Gina Rinehart has grand plans to expand her business in the export of live cattle to China’s burgeoning middle class.
According to a report in the Financial Times, right now there’s one major roadblock; the culicoides midge — a tiny insect which transmits the bluetongue virus among livestock.
It’s particularly prevalent in northern Australia, where Ms Rinehart now owns a number of cattle stations.
Rinehart’s ambitions form part of the broader national strategy to foster Australia’s standing and capabilities as an exporter of quality agricultural products to Asia.
“Many people are aware of the changing demographics in China,” Mrs Rinehart told the Financial Times.
“A rapidly expanding middle class have increasing disposable incomes as China’s economic growth continues. These are people wanting more prime cuts and fresh beef.”
A bilateral trade agreement was struck with China in 2014, which included a broad framework for live cattle exports.
However, for the northern Australian regions susceptible to the bluetongue virus, China enforces a strict procedure in which cattle must be kept in quarantine on Australian shores for a period of 60 days.

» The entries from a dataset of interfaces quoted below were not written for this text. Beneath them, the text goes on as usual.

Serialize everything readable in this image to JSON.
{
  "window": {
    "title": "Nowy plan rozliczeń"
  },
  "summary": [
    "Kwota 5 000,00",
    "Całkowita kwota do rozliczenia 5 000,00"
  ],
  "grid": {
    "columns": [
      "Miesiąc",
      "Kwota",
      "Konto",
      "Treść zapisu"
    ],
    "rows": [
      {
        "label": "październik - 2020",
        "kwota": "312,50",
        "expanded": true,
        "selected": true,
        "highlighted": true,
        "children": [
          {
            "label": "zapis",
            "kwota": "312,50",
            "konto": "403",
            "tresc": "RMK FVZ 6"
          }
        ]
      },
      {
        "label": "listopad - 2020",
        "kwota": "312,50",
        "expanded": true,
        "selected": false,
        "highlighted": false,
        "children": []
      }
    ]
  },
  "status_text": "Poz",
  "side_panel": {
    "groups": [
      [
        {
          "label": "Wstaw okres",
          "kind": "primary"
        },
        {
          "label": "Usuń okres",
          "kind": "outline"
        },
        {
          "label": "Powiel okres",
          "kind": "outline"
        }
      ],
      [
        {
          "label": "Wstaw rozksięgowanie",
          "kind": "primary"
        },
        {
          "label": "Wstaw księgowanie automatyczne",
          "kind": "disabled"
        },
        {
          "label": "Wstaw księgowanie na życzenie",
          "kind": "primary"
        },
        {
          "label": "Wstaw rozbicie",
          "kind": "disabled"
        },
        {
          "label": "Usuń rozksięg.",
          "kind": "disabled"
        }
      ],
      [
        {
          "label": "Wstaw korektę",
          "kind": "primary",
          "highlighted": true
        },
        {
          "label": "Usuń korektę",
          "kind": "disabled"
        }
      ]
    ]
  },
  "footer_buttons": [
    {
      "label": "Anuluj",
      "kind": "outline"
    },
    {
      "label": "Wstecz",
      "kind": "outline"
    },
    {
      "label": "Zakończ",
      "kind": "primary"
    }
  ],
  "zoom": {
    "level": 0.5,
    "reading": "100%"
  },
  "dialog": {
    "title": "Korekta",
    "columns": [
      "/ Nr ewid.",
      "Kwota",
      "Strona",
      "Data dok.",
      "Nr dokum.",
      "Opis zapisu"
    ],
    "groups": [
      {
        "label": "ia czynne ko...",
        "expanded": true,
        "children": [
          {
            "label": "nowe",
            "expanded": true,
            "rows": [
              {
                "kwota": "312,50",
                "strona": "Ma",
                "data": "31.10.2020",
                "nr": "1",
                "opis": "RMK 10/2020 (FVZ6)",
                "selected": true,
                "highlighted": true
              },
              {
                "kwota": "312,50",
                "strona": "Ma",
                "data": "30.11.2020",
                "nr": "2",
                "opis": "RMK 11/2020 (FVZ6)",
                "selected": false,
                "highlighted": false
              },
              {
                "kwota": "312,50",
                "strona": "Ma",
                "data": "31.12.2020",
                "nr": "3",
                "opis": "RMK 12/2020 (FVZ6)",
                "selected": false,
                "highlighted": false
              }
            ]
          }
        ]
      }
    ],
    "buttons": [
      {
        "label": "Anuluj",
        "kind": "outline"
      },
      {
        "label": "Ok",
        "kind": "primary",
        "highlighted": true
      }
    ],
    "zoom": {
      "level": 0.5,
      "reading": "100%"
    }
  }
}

According to the Financial Times, that makes trading live cattle from Northern Australia — which contains 60% of Australia’s total cattle numbers — unprofitable.
The restrictions placed on the live cattle trade are representative of the risks and difficulties of trading in agricultural and food products in China.
One only has to look at the recent challenges faced by Bellamy’s, the Australian manufacturer of infant baby formula. The company has gone into two trading halts while seemingly at the mercy of new licensing requirements issued by Chinese regulators.
Attempts have been made to ship cattle from southern Australian regions where there’s no risk from the bluetongue virus, but the longer shipping distances make it difficult and only 1,200 cattle were shipped to China last year.
In an effort to appease Chinese authorities, Rinehart has partnered with four Chinese companies and formed a joint venture on Jintang Island near Shanghai.
According to the Financial Times, Jintang will form a key agricultural trading hub between Australia and China.
The island has beef-processing facilities where the required testing can be carried out to meet the standards of Chinese regulators.
Garry Korte, the chief executive of Rinehart’s company Hancock Prospecting, told the Financial Times that “we are still working through several regulatory matters”.
“The key to the development of the live cattle trade is gaining long-term secure access to a major new market … a market of 200 million people within a radius of 200km living in the Yangtze Delta region,” Korte said.
Cutting edge processing facilities have been set up in Northern Australia, which use facial-recognition technology to track cattle on their journeys to current live-trade destinations such as Vietnam and Indonesia.
Plans have been discussed to set up similar high-tech processing facilities on Jintang Island in an effort to further build trust with Chinese authorities.
For Rinehart, the first major hurdle is for China to relax its overly-burdensome 60-day domestic quarantine requirements.
Hancock Prospecting and its joint venture partners in China are hopeful for a change in regulations by the end of the year.